_Provided data:_
※ ※ ※
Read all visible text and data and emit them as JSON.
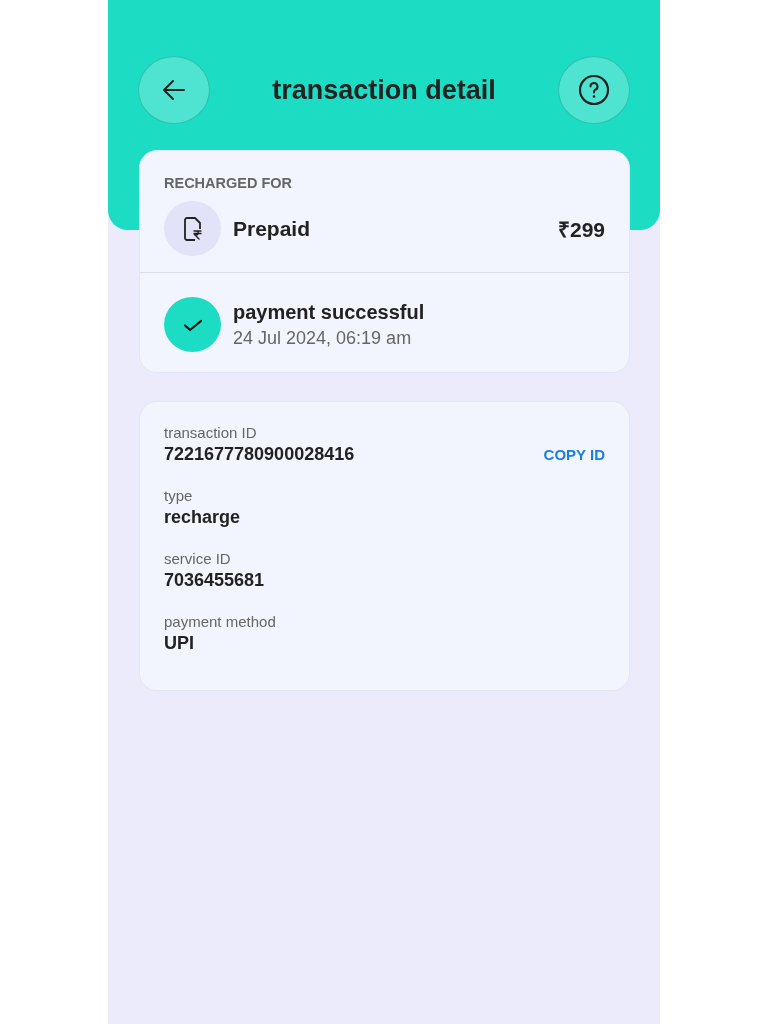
{
  "header": {
    "title": "transaction detail"
  },
  "recharge": {
    "heading": "RECHARGED FOR",
    "plan": "Prepaid",
    "amount": "₹299"
  },
  "payment": {
    "succeeded": true,
    "title": "payment successful",
    "time": "24 Jul 2024, 06:19 am"
  },
  "details": [
    {
      "label": "transaction ID",
      "value": "7221677780900028416",
      "action": "COPY ID"
    },
    {
      "label": "type",
      "value": "recharge"
    },
    {
      "label": "service ID",
      "value": "7036455681"
    },
    {
      "label": "payment method",
      "value": "UPI"
    }
  ]
}
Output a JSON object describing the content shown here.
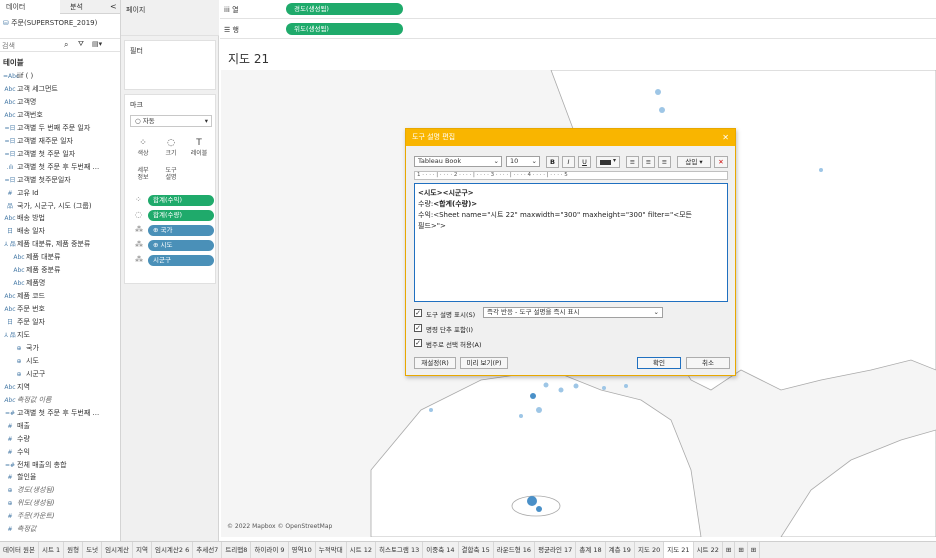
{
  "data_pane": {
    "tab_data": "데이터",
    "tab_analysis": "분석",
    "collapse": "<",
    "datasource": "주문(SUPERSTORE_2019)",
    "search_placeholder": "검색",
    "section_title": "테이블",
    "fields": [
      {
        "icon": "=Abc",
        "label": "iif ( )",
        "italic": false
      },
      {
        "icon": "Abc",
        "label": "고객 세그먼트",
        "italic": false
      },
      {
        "icon": "Abc",
        "label": "고객명",
        "italic": false
      },
      {
        "icon": "Abc",
        "label": "고객번호",
        "italic": false
      },
      {
        "icon": "=日",
        "label": "고객별 두 번째 주문 일자",
        "italic": false
      },
      {
        "icon": "=日",
        "label": "고객별 재주문 일자",
        "italic": false
      },
      {
        "icon": "=日",
        "label": "고객별 첫 주문 일자",
        "italic": false
      },
      {
        "icon": ".ılı",
        "label": "고객별 첫 주문 후 두번째 ...",
        "italic": false
      },
      {
        "icon": "=日",
        "label": "고객별 첫주문일자",
        "italic": false
      },
      {
        "icon": "#",
        "label": "고유 Id",
        "italic": false
      },
      {
        "icon": "品",
        "label": "국가, 시군구, 시도 (그룹)",
        "italic": false
      },
      {
        "icon": "Abc",
        "label": "배송 방법",
        "italic": false
      },
      {
        "icon": "日",
        "label": "배송 일자",
        "italic": false
      },
      {
        "icon": "⅄ 品",
        "label": "제품 대분류, 제품 중분류",
        "italic": false
      },
      {
        "icon": "Abc",
        "label": "제품 대분류",
        "italic": false,
        "indent": true
      },
      {
        "icon": "Abc",
        "label": "제품 중분류",
        "italic": false,
        "indent": true
      },
      {
        "icon": "Abc",
        "label": "제품명",
        "italic": false,
        "indent": true
      },
      {
        "icon": "Abc",
        "label": "제품 코드",
        "italic": false
      },
      {
        "icon": "Abc",
        "label": "주문 번호",
        "italic": false
      },
      {
        "icon": "日",
        "label": "주문 일자",
        "italic": false
      },
      {
        "icon": "⅄ 品",
        "label": "지도",
        "italic": false
      },
      {
        "icon": "⊕",
        "label": "국가",
        "italic": false,
        "indent": true
      },
      {
        "icon": "⊕",
        "label": "시도",
        "italic": false,
        "indent": true
      },
      {
        "icon": "⊕",
        "label": "시군구",
        "italic": false,
        "indent": true
      },
      {
        "icon": "Abc",
        "label": "지역",
        "italic": false
      },
      {
        "icon": "Abc",
        "label": "측정값 이름",
        "italic": true
      },
      {
        "icon": "=#",
        "label": "고객별 첫 주문 후 두번째 ...",
        "italic": false
      },
      {
        "icon": "#",
        "label": "매출",
        "italic": false
      },
      {
        "icon": "#",
        "label": "수량",
        "italic": false
      },
      {
        "icon": "#",
        "label": "수익",
        "italic": false
      },
      {
        "icon": "=#",
        "label": "전체 매출의 총합",
        "italic": false
      },
      {
        "icon": "#",
        "label": "할인율",
        "italic": false
      },
      {
        "icon": "⊕",
        "label": "경도(생성됨)",
        "italic": true
      },
      {
        "icon": "⊕",
        "label": "위도(생성됨)",
        "italic": true
      },
      {
        "icon": "#",
        "label": "주문(카운트)",
        "italic": true
      },
      {
        "icon": "#",
        "label": "측정값",
        "italic": true
      }
    ]
  },
  "cards": {
    "pages": "페이지",
    "filters": "필터",
    "marks": "마크",
    "mark_type": "자동",
    "mark_buttons": [
      {
        "glyph": "⁘",
        "label": "색상"
      },
      {
        "glyph": "◌",
        "label": "크기"
      },
      {
        "glyph": "T",
        "label": "레이블"
      },
      {
        "glyph": "",
        "label": "세부\n정보"
      },
      {
        "glyph": "",
        "label": "도구\n설명"
      }
    ],
    "mark_pills": [
      {
        "icon": "⁘",
        "label": "합계(수익)",
        "color": "g"
      },
      {
        "icon": "◌",
        "label": "합계(수량)",
        "color": "g"
      },
      {
        "icon": "⁂",
        "label": "⊕ 국가",
        "color": "b"
      },
      {
        "icon": "⁂",
        "label": "⊕ 시도",
        "color": "b"
      },
      {
        "icon": "⁂",
        "label": "시군구",
        "color": "b"
      }
    ]
  },
  "shelves": {
    "columns_label": "열",
    "columns_pill": "경도(생성됨)",
    "rows_label": "행",
    "rows_pill": "위도(생성됨)"
  },
  "sheet_title": "지도 21",
  "map_attribution": "© 2022 Mapbox © OpenStreetMap",
  "dialog": {
    "title": "도구 설명 편집",
    "close": "✕",
    "font": "Tableau Book",
    "font_size": "10",
    "bold": "B",
    "italic": "I",
    "underline": "U",
    "insert": "삽입",
    "ruler": "1 · · · · | · · · · 2 · · · · | · · · · 3 · · · · | · · · · 4 · · · · | · · · · 5",
    "text_line1": "<시도><시군구>",
    "text_line2_a": "수량:",
    "text_line2_b": "<합계(수량)>",
    "text_line3_a": "수익:",
    "text_line3_b": "<Sheet name=\"시트 22\" maxwidth=\"300\" maxheight=\"300\" filter=\"<모든",
    "text_line4": "필드>\">",
    "opt1_label": "도구 설명 표시(S)",
    "opt1_select": "즉각 반응 - 도구 설명을 즉시 표시",
    "opt2_label": "명령 단추 포함(I)",
    "opt3_label": "범주로 선택 허용(A)",
    "reset": "재설정(R)",
    "preview": "미리 보기(P)",
    "ok": "확인",
    "cancel": "취소"
  },
  "tabs": [
    "데이터 원본",
    "시트 1",
    "원형",
    "도넛",
    "임시계산",
    "지역",
    "임시계산2 6",
    "추세선7",
    "트리맵8",
    "하이라이 9",
    "영역10",
    "누적막대",
    "시트 12",
    "히스토그램 13",
    "이중축 14",
    "결합축 15",
    "라운드형 16",
    "평균라인 17",
    "총계 18",
    "계층 19",
    "지도 20",
    "지도 21",
    "시트 22"
  ],
  "active_tab": "지도 21"
}
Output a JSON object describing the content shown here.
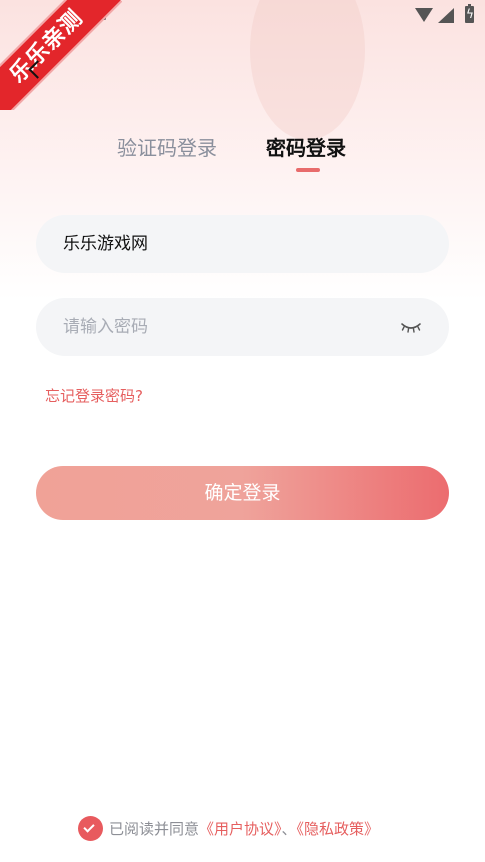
{
  "header": {
    "ribbon_text": "乐乐亲测"
  },
  "tabs": [
    {
      "label": "验证码登录",
      "active": false
    },
    {
      "label": "密码登录",
      "active": true
    }
  ],
  "form": {
    "account_value": "乐乐游戏网",
    "password_placeholder": "请输入密码",
    "forgot_label": "忘记登录密码?",
    "submit_label": "确定登录"
  },
  "agreement": {
    "prefix": "已阅读并同意",
    "user_agreement": "《用户协议》",
    "separator": "、",
    "privacy_policy": "《隐私政策》",
    "checked": true
  },
  "icons": [
    "back-arrow-icon",
    "eye-closed-icon",
    "check-icon",
    "wifi-icon",
    "signal-icon",
    "battery-icon",
    "keyboard-icon"
  ],
  "colors": {
    "accent": "#e65f5f",
    "button_start": "#f0a297",
    "button_end": "#ec6c6f",
    "field_bg": "#f4f5f7"
  }
}
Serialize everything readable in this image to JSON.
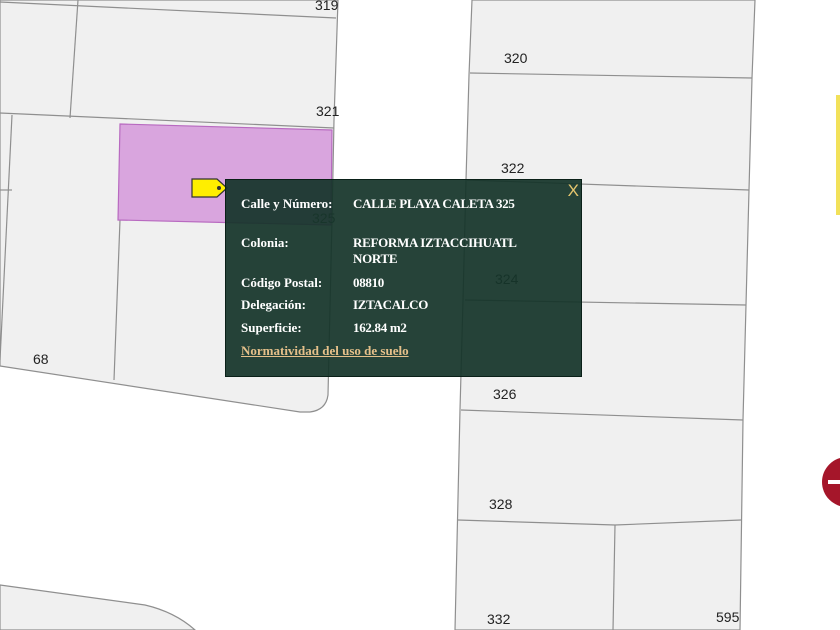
{
  "map": {
    "lot_labels": [
      "319",
      "320",
      "321",
      "322",
      "325",
      "324",
      "68",
      "326",
      "328",
      "332",
      "595"
    ],
    "colors": {
      "background": "#ffffff",
      "block_fill": "#f0f0f0",
      "lot_lines": "#9a9a9a",
      "selected_lot": "#d9a5de",
      "selected_outline": "#b86ac0",
      "marker": "#ffee00",
      "popup_bg": "#133328",
      "popup_link": "#e5c08a"
    }
  },
  "popup": {
    "close_label": "X",
    "fields": [
      {
        "label": "Calle y Número:",
        "value": "CALLE PLAYA CALETA 325"
      },
      {
        "label": "Colonia:",
        "value": "REFORMA IZTACCIHUATL NORTE"
      },
      {
        "label": "Código Postal:",
        "value": "08810"
      },
      {
        "label": "Delegación:",
        "value": "IZTACALCO"
      },
      {
        "label": "Superficie:",
        "value": "162.84 m2"
      }
    ],
    "link_label": "Normatividad del uso de suelo"
  }
}
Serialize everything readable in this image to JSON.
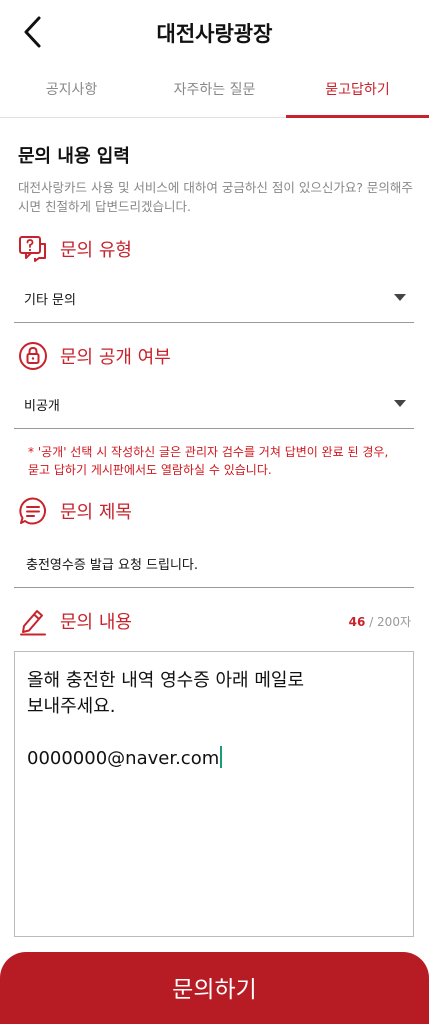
{
  "header": {
    "title": "대전사랑광장"
  },
  "tabs": [
    {
      "label": "공지사항"
    },
    {
      "label": "자주하는 질문"
    },
    {
      "label": "묻고답하기"
    }
  ],
  "form": {
    "section_title": "문의 내용 입력",
    "description": "대전사랑카드 사용 및 서비스에 대하여 궁금하신 점이 있으신가요? 문의해주시면 친절하게 답변드리겠습니다.",
    "inquiry_type": {
      "label": "문의 유형",
      "value": "기타 문의"
    },
    "visibility": {
      "label": "문의 공개 여부",
      "value": "비공개",
      "notice": "* '공개' 선택 시 작성하신 글은 관리자 검수를 거쳐 답변이 완료 된 경우, 묻고 답하기 게시판에서도 열람하실 수 있습니다."
    },
    "subject": {
      "label": "문의 제목",
      "value": "충전영수증 발급 요청 드립니다."
    },
    "content": {
      "label": "문의 내용",
      "count": "46",
      "max": " / 200자",
      "value": "올해 충전한 내역 영수증 아래 메일로\n보내주세요.\n\n0000000@naver.com"
    }
  },
  "submit_label": "문의하기",
  "colors": {
    "accent": "#c8232c",
    "button": "#b71c24",
    "cursor": "#1a9b7b"
  }
}
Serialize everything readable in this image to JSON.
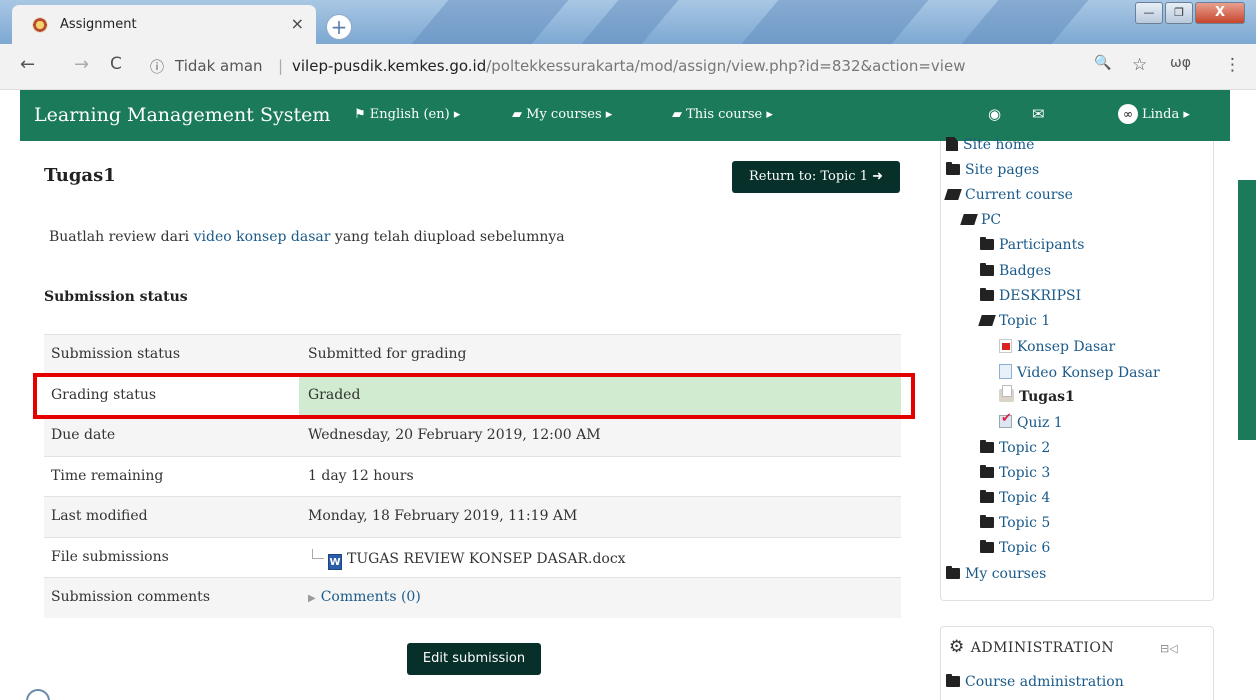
{
  "browser": {
    "tab_title": "Assignment",
    "tab_close": "×",
    "new_tab": "+",
    "window_controls": {
      "minimize": "—",
      "maximize": "❐",
      "close": "X"
    },
    "nav": {
      "back": "←",
      "forward": "→",
      "reload": "C"
    },
    "security_icon": "ⓘ",
    "security_label": "Tidak aman",
    "separator": "|",
    "url_domain": "vilep-pusdik.kemkes.go.id",
    "url_path": "/poltekkessurakarta/mod/assign/view.php?id=832&action=view",
    "zoom_icon": "🔍",
    "star_icon": "☆",
    "extension_label": "ωφ",
    "menu_icon": "⋮"
  },
  "navbar": {
    "brand": "Learning Management System",
    "language": "English (en)",
    "my_courses": "My courses",
    "this_course": "This course",
    "user_name": "Linda",
    "bg_color": "#1a7a5a"
  },
  "main": {
    "title": "Tugas1",
    "return_button": "Return to: Topic 1",
    "intro_prefix": "Buatlah review dari ",
    "intro_link": "video konsep dasar",
    "intro_suffix": " yang telah diupload sebelumnya",
    "section_heading": "Submission status",
    "rows": [
      {
        "label": "Submission status",
        "value": "Submitted for grading"
      },
      {
        "label": "Grading status",
        "value": "Graded"
      },
      {
        "label": "Due date",
        "value": "Wednesday, 20 February 2019, 12:00 AM"
      },
      {
        "label": "Time remaining",
        "value": "1 day 12 hours"
      },
      {
        "label": "Last modified",
        "value": "Monday, 18 February 2019, 11:19 AM"
      },
      {
        "label": "File submissions",
        "value": "TUGAS REVIEW KONSEP DASAR.docx"
      },
      {
        "label": "Submission comments",
        "value": "Comments (0)"
      }
    ],
    "edit_button": "Edit submission",
    "graded_color": "#d0ebd0",
    "highlight_color": "#e50000"
  },
  "sidebar": {
    "items": [
      {
        "label": "Site home",
        "icon": "page-icon"
      },
      {
        "label": "Site pages",
        "icon": "folder-icon"
      },
      {
        "label": "Current course",
        "icon": "folder-open-icon"
      },
      {
        "label": "PC",
        "icon": "folder-open-icon"
      },
      {
        "label": "Participants",
        "icon": "folder-icon"
      },
      {
        "label": "Badges",
        "icon": "folder-icon"
      },
      {
        "label": "DESKRIPSI",
        "icon": "folder-icon"
      },
      {
        "label": "Topic 1",
        "icon": "folder-open-icon"
      },
      {
        "label": "Konsep Dasar",
        "icon": "pdf-icon"
      },
      {
        "label": "Video Konsep Dasar",
        "icon": "file-icon"
      },
      {
        "label": "Tugas1",
        "icon": "assignment-icon"
      },
      {
        "label": "Quiz 1",
        "icon": "quiz-icon"
      },
      {
        "label": "Topic 2",
        "icon": "folder-icon"
      },
      {
        "label": "Topic 3",
        "icon": "folder-icon"
      },
      {
        "label": "Topic 4",
        "icon": "folder-icon"
      },
      {
        "label": "Topic 5",
        "icon": "folder-icon"
      },
      {
        "label": "Topic 6",
        "icon": "folder-icon"
      },
      {
        "label": "My courses",
        "icon": "folder-icon"
      }
    ],
    "admin_heading": "ADMINISTRATION",
    "admin_items": [
      {
        "label": "Course administration"
      }
    ]
  }
}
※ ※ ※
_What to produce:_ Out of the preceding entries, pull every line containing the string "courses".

_Exercise answer:_
    "my_courses": "My courses",
        "label": "My courses",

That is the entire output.